Tuesday, 10 January 2017

Allied (2016) - Movie Review

While the popular conception of the period drama is usually confined to stuffy and immaculately dressed stories set in Victorian England, it’s actually far wider in scope than that. It basically applies to any film that is set in a specific time period that isn’t the present: Ouija: Origin Of Evil technically counts as a period piece. In staging the days of old, filmmakers need a certain level of fidelity to the era in which the story is set in order to do what all good films should be capable of and making us believe that what we are seeing isn’t something that was shot a year or two ago.

Sure, some films use that disconnect between the setting and time of release to rather compelling effect like the intentional anachronisms in A Knight’s Tale. But that’s an exception to what would ordinarily be considered the rule: If it’s set in a particular time period and the film relies on the specificity of that period, then adhering to it is probably a good idea. So, what happens when one of the most forward-thinking filmmakers still working today sets out to make a period romance?

Saturday, 7 January 2017

Dangal (2016) - Movie Review

New year, new film selection, same old asshole taking time out to look at them; yep, it’s beginning to feel a lot like 2017 around here. New year’s resolutions are have devolved into single-sentence punchlines with how often they end up just discarded, but around here, I’m putting one in place to make more of an effort to see more foreign films. Given the selection at my local haunts, this shouldn’t be much of an issue, but I’m going to be spending a bit of time in January looking at a few films that I just didn’t manage to catch last year. So, in finding a meeting point between the two, let’s look at this Bollywood film. This is Dangal.

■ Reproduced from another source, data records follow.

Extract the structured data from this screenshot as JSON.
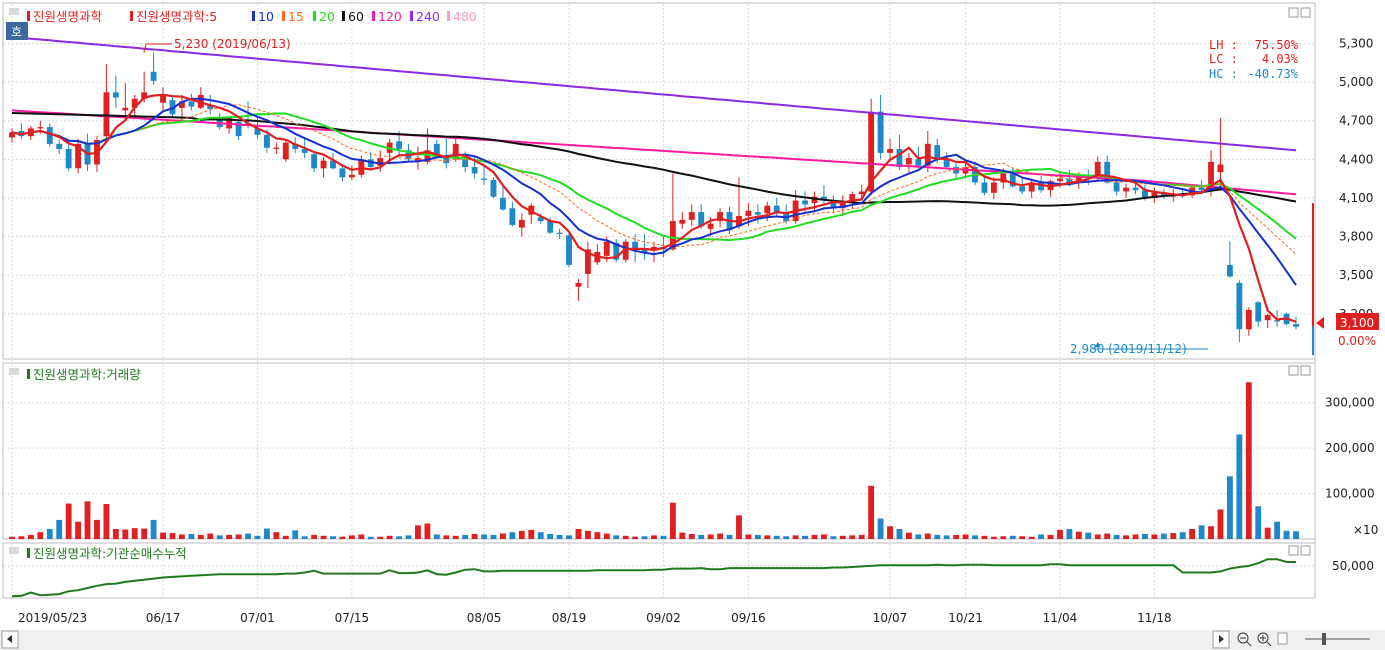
{
  "colors": {
    "up": "#e02020",
    "down": "#1e88c8",
    "ma5": "#e02020",
    "ma10": "#1530d0",
    "ma15": "#ff6a1a",
    "ma20": "#22dd22",
    "ma60": "#111111",
    "ma120": "#ff1aa0",
    "ma240": "#8a2be2",
    "ma480": "#ff9ac8",
    "volume_ma": "#2e7d32",
    "inst": "#1f7a1f"
  },
  "legend": {
    "price_title": "진원생명과학",
    "ma_title": "진원생명과학:5",
    "ma_items": [
      "10",
      "15",
      "20",
      "60",
      "120",
      "240",
      "480"
    ],
    "volume_title": "진원생명과학:거래량",
    "inst_title": "진원생명과학:기관순매수누적"
  },
  "badge": {
    "label": "호"
  },
  "stats": {
    "lh_label": "LH :",
    "lh_value": "75.50%",
    "lc_label": "LC :",
    "lc_value": "4.03%",
    "hc_label": "HC :",
    "hc_value": "-40.73%"
  },
  "price_marker": {
    "value": "3,100",
    "change": "0.00%"
  },
  "volume_unit": "×10",
  "icons": [
    "minimize-icon",
    "maximize-icon",
    "scroll-left-icon",
    "scroll-right-icon",
    "zoom-out-icon",
    "zoom-in-icon",
    "zoom-slider-icon"
  ],
  "chart_data": {
    "type": "candlestick",
    "title": "",
    "price_axis": {
      "ticks": [
        "5,300",
        "5,000",
        "4,700",
        "4,400",
        "4,100",
        "3,800",
        "3,500",
        "3,200"
      ],
      "ylim": [
        2880,
        5420
      ]
    },
    "volume_axis": {
      "ticks": [
        "300,000",
        "200,000",
        "100,000"
      ],
      "ylim": [
        0,
        350000
      ]
    },
    "inst_axis": {
      "ticks": [
        "50,000"
      ]
    },
    "x_tick_labels": [
      "2019/05/23",
      "06/17",
      "07/01",
      "07/15",
      "08/05",
      "08/19",
      "09/02",
      "09/16",
      "10/07",
      "10/21",
      "11/04",
      "11/18"
    ],
    "x_tick_index": [
      0,
      16,
      26,
      36,
      50,
      59,
      69,
      78,
      93,
      101,
      111,
      121
    ],
    "annotations": [
      {
        "text": "5,230 (2019/06/13)",
        "index": 14,
        "value": 5230
      },
      {
        "text": "2,980 (2019/11/12)",
        "index": 115,
        "value": 2980
      }
    ],
    "series_close": [
      {
        "name": "Close",
        "values": []
      }
    ],
    "candles": [
      [
        4570,
        4640,
        4530,
        4610
      ],
      [
        4620,
        4680,
        4560,
        4580
      ],
      [
        4580,
        4660,
        4550,
        4640
      ],
      [
        4640,
        4700,
        4600,
        4650
      ],
      [
        4650,
        4680,
        4500,
        4520
      ],
      [
        4520,
        4550,
        4440,
        4480
      ],
      [
        4480,
        4550,
        4310,
        4330
      ],
      [
        4330,
        4560,
        4290,
        4520
      ],
      [
        4520,
        4600,
        4310,
        4360
      ],
      [
        4360,
        4580,
        4300,
        4550
      ],
      [
        4580,
        5140,
        4560,
        4920
      ],
      [
        4920,
        5050,
        4800,
        4880
      ],
      [
        4780,
        4990,
        4700,
        4800
      ],
      [
        4800,
        4900,
        4720,
        4870
      ],
      [
        4870,
        5080,
        4840,
        4920
      ],
      [
        5080,
        5230,
        4980,
        5010
      ],
      [
        4840,
        4960,
        4780,
        4900
      ],
      [
        4860,
        4900,
        4720,
        4750
      ],
      [
        4800,
        4900,
        4720,
        4850
      ],
      [
        4850,
        4910,
        4780,
        4810
      ],
      [
        4800,
        4960,
        4790,
        4900
      ],
      [
        4820,
        4900,
        4750,
        4790
      ],
      [
        4710,
        4760,
        4630,
        4650
      ],
      [
        4640,
        4730,
        4600,
        4720
      ],
      [
        4690,
        4710,
        4550,
        4580
      ],
      [
        4680,
        4850,
        4640,
        4660
      ],
      [
        4640,
        4740,
        4560,
        4590
      ],
      [
        4590,
        4630,
        4450,
        4490
      ],
      [
        4480,
        4530,
        4440,
        4490
      ],
      [
        4400,
        4560,
        4380,
        4530
      ],
      [
        4520,
        4570,
        4450,
        4480
      ],
      [
        4480,
        4560,
        4410,
        4450
      ],
      [
        4440,
        4450,
        4300,
        4330
      ],
      [
        4330,
        4420,
        4260,
        4390
      ],
      [
        4390,
        4450,
        4320,
        4330
      ],
      [
        4330,
        4350,
        4230,
        4260
      ],
      [
        4260,
        4350,
        4240,
        4280
      ],
      [
        4280,
        4430,
        4260,
        4400
      ],
      [
        4400,
        4460,
        4320,
        4340
      ],
      [
        4350,
        4470,
        4300,
        4410
      ],
      [
        4450,
        4560,
        4360,
        4530
      ],
      [
        4540,
        4620,
        4430,
        4480
      ],
      [
        4470,
        4520,
        4380,
        4400
      ],
      [
        4390,
        4500,
        4320,
        4410
      ],
      [
        4380,
        4640,
        4360,
        4470
      ],
      [
        4520,
        4550,
        4410,
        4430
      ],
      [
        4430,
        4560,
        4330,
        4370
      ],
      [
        4400,
        4570,
        4380,
        4520
      ],
      [
        4420,
        4460,
        4300,
        4340
      ],
      [
        4340,
        4420,
        4250,
        4290
      ],
      [
        4250,
        4350,
        4200,
        4240
      ],
      [
        4240,
        4260,
        4100,
        4110
      ],
      [
        4100,
        4200,
        4000,
        4010
      ],
      [
        4020,
        4070,
        3880,
        3890
      ],
      [
        3870,
        3980,
        3800,
        3930
      ],
      [
        3970,
        4060,
        3900,
        4040
      ],
      [
        3950,
        3980,
        3900,
        3920
      ],
      [
        3920,
        3950,
        3820,
        3830
      ],
      [
        3830,
        3860,
        3780,
        3820
      ],
      [
        3810,
        3830,
        3560,
        3580
      ],
      [
        3410,
        3470,
        3300,
        3440
      ],
      [
        3510,
        3760,
        3400,
        3700
      ],
      [
        3600,
        3740,
        3580,
        3680
      ],
      [
        3650,
        3800,
        3600,
        3760
      ],
      [
        3750,
        3780,
        3600,
        3620
      ],
      [
        3620,
        3780,
        3600,
        3760
      ],
      [
        3760,
        3820,
        3600,
        3700
      ],
      [
        3700,
        3820,
        3620,
        3680
      ],
      [
        3690,
        3760,
        3600,
        3720
      ],
      [
        3720,
        3800,
        3640,
        3700
      ],
      [
        3700,
        4290,
        3690,
        3920
      ],
      [
        3900,
        3990,
        3860,
        3930
      ],
      [
        3930,
        4050,
        3880,
        3990
      ],
      [
        3990,
        4050,
        3860,
        3880
      ],
      [
        3860,
        3950,
        3800,
        3900
      ],
      [
        3920,
        4020,
        3870,
        3990
      ],
      [
        3990,
        4030,
        3820,
        3850
      ],
      [
        3880,
        4260,
        3860,
        3960
      ],
      [
        3960,
        4060,
        3880,
        4000
      ],
      [
        3990,
        4050,
        3900,
        3970
      ],
      [
        3980,
        4070,
        3920,
        4040
      ],
      [
        4040,
        4100,
        3950,
        3980
      ],
      [
        3980,
        4050,
        3900,
        3920
      ],
      [
        3920,
        4160,
        3900,
        4080
      ],
      [
        4080,
        4150,
        3990,
        4050
      ],
      [
        4060,
        4150,
        3990,
        4110
      ],
      [
        4110,
        4200,
        4040,
        4080
      ],
      [
        4070,
        4120,
        3990,
        4020
      ],
      [
        4020,
        4120,
        3960,
        4060
      ],
      [
        4060,
        4150,
        4020,
        4130
      ],
      [
        4130,
        4200,
        4080,
        4150
      ],
      [
        4150,
        4870,
        4120,
        4770
      ],
      [
        4770,
        4900,
        4400,
        4450
      ],
      [
        4450,
        4560,
        4400,
        4480
      ],
      [
        4480,
        4590,
        4320,
        4340
      ],
      [
        4360,
        4450,
        4300,
        4410
      ],
      [
        4400,
        4500,
        4330,
        4350
      ],
      [
        4350,
        4620,
        4300,
        4520
      ],
      [
        4510,
        4560,
        4370,
        4400
      ],
      [
        4400,
        4450,
        4320,
        4340
      ],
      [
        4340,
        4370,
        4250,
        4290
      ],
      [
        4290,
        4380,
        4250,
        4340
      ],
      [
        4340,
        4380,
        4200,
        4220
      ],
      [
        4220,
        4260,
        4120,
        4140
      ],
      [
        4140,
        4260,
        4090,
        4220
      ],
      [
        4220,
        4330,
        4170,
        4290
      ],
      [
        4290,
        4330,
        4180,
        4190
      ],
      [
        4190,
        4250,
        4130,
        4150
      ],
      [
        4150,
        4250,
        4100,
        4220
      ],
      [
        4220,
        4270,
        4140,
        4160
      ],
      [
        4160,
        4240,
        4110,
        4230
      ],
      [
        4230,
        4300,
        4180,
        4250
      ],
      [
        4250,
        4320,
        4190,
        4220
      ],
      [
        4220,
        4300,
        4170,
        4280
      ],
      [
        4280,
        4320,
        4200,
        4260
      ],
      [
        4260,
        4420,
        4240,
        4380
      ],
      [
        4380,
        4430,
        4210,
        4220
      ],
      [
        4220,
        4240,
        4120,
        4150
      ],
      [
        4150,
        4210,
        4100,
        4180
      ],
      [
        4180,
        4230,
        4130,
        4160
      ],
      [
        4160,
        4200,
        4080,
        4100
      ],
      [
        4100,
        4180,
        4060,
        4140
      ],
      [
        4140,
        4170,
        4090,
        4110
      ],
      [
        4110,
        4170,
        4070,
        4130
      ],
      [
        4130,
        4170,
        4100,
        4120
      ],
      [
        4120,
        4200,
        4100,
        4180
      ],
      [
        4180,
        4240,
        4130,
        4160
      ]
    ],
    "tail_candles": [
      [
        4160,
        4470,
        4110,
        4380
      ],
      [
        4300,
        4720,
        4180,
        4360
      ],
      [
        3580,
        3760,
        3480,
        3490
      ],
      [
        3440,
        3460,
        2980,
        3080
      ],
      [
        3080,
        3250,
        3030,
        3230
      ],
      [
        3290,
        3300,
        3100,
        3140
      ],
      [
        3150,
        3200,
        3090,
        3190
      ],
      [
        3150,
        3230,
        3100,
        3140
      ],
      [
        3200,
        3210,
        3110,
        3120
      ],
      [
        3120,
        3180,
        3080,
        3100
      ]
    ],
    "volume": [
      5000,
      6000,
      9000,
      15000,
      22000,
      42000,
      78000,
      38000,
      83000,
      42000,
      77000,
      22000,
      21000,
      24000,
      23000,
      42000,
      14000,
      13000,
      10000,
      11000,
      9000,
      12000,
      8000,
      9000,
      10000,
      12000,
      7000,
      23000,
      15000,
      7000,
      19000,
      6000,
      9000,
      7000,
      6000,
      5000,
      8000,
      10000,
      5000,
      5000,
      7000,
      6000,
      8000,
      30000,
      34000,
      10000,
      8000,
      7000,
      9000,
      11000,
      10000,
      9000,
      12000,
      15000,
      18000,
      20000,
      15000,
      11000,
      9000,
      8000,
      22000,
      18000,
      15000,
      12000,
      8000,
      7000,
      5000,
      6000,
      8000,
      7000,
      80000,
      14000,
      11000,
      9000,
      10000,
      12000,
      9000,
      52000,
      10000,
      9000,
      8000,
      7000,
      6000,
      8000,
      7000,
      9000,
      10000,
      6000,
      7000,
      8000,
      9000,
      117000,
      45000,
      28000,
      22000,
      14000,
      10000,
      12000,
      9000,
      8000,
      9000,
      10000,
      8000,
      7000,
      5000,
      6000,
      7000,
      6000,
      5000,
      10000,
      9000,
      20000,
      22000,
      16000,
      14000,
      10000,
      12000,
      9000,
      8000,
      10000,
      11000,
      10000,
      12000,
      13000,
      15000,
      22000
    ],
    "volume_tail": [
      30000,
      28000,
      65000,
      138000,
      230000,
      345000,
      72000,
      25000,
      38000,
      18000,
      17000
    ],
    "volume_up_index": [
      1,
      3,
      6,
      8,
      11,
      14,
      17,
      18,
      21,
      24,
      29,
      32,
      35,
      39,
      43,
      46,
      49,
      52,
      60,
      66,
      70,
      74,
      77,
      83,
      86,
      90,
      95,
      100,
      103,
      107,
      111,
      116,
      119
    ],
    "inst_cumulative": [
      -5000,
      -4000,
      2000,
      -3000,
      -2000,
      -1000,
      4000,
      6000,
      10000,
      14000,
      17000,
      18000,
      21000,
      23000,
      25000,
      27000,
      29000,
      30000,
      31000,
      32000,
      33000,
      34000,
      35000,
      35000,
      35000,
      35000,
      35000,
      35000,
      35000,
      36000,
      36000,
      38000,
      41000,
      36000,
      36000,
      36000,
      36000,
      36000,
      36000,
      36000,
      42000,
      37000,
      37000,
      38000,
      42000,
      35000,
      34000,
      38000,
      43000,
      44000,
      40000,
      40000,
      41000,
      41000,
      41000,
      41000,
      41000,
      41000,
      41000,
      41000,
      41000,
      41000,
      42000,
      42000,
      42000,
      42000,
      42000,
      42000,
      43000,
      43000,
      45000,
      45000,
      45000,
      46000,
      44000,
      44000,
      46000,
      46000,
      46000,
      46000,
      46000,
      46000,
      46000,
      46000,
      46000,
      46000,
      46000,
      47000,
      47000,
      48000,
      49000,
      50000,
      51000,
      51000,
      51000,
      51000,
      51000,
      51000,
      52000,
      51000,
      51000,
      52000,
      52000,
      52000,
      51000,
      51000,
      51000,
      51000,
      51000,
      51000,
      53000,
      53000,
      51000,
      51000,
      51000,
      51000,
      51000,
      51000,
      51000,
      51000,
      51000,
      51000,
      51000,
      51000,
      38000,
      38000,
      38000,
      38000,
      40000,
      45000,
      48000,
      50000,
      55000,
      62000,
      62000,
      57000,
      57000,
      57000,
      57000
    ]
  }
}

Tuesday, 3 January 2017

Top 11 Biggest Surprises (2016)

2016 was a pretty depressing year. Whether you believe in a higher power or not, the incredibly high mortality rate for childhood icons and life-long heroes was enough to make us at least question if someone on-high was trying to mess with us. However, I wouldn’t exactly call this a bad year overall because while the real world may have been rather uninviting, the more creatively inclined definitely got their shit together. Aside from seeing industry titans in the realms of music like Metallica, A Tribe Called Quest and Nick Cave release some of their best material in years, this has also been an astoundingly good year for movies. Not only that, this has been a surprisingly good year in that regard with a lot of films being a lot better than I think anyone could have expected them to be. So, in light of wanting to show 2016 as being far more entertaining than the world seems to have given it credit for, here are my picks for the Top 11 films of 2016 that were far more entertaining than they had any right to be… and in keeping with my last list, chances are that you’re not going to like our first entry.

Monday, 2 January 2017

Top 11 Biggest Disappointments (2016)

Happy 2017 everyone! New year, new crop of films, same old dickhead set to talk about them, and in light of how the new year is where we’re supposed to do things differently than the year prior, I’m going to do something a little different with my year-end lists. I’m going to go over the films that were legitimately surprising in terms of quality, for good and for bad. What films in 2016 did I leave the cinema having gotten a lot more (or a lot less) than I was expecting? Well, time to find out. Now, this isn’t necessarily a list of the year’s worst; I actually still like some of these to a degree. It’s just a list of films from the year that didn't deliver to my personal expectations. This is my list of the Top 11 biggest disappointments from 2016… and chances are that a lot of you are going to hate my #11 pick.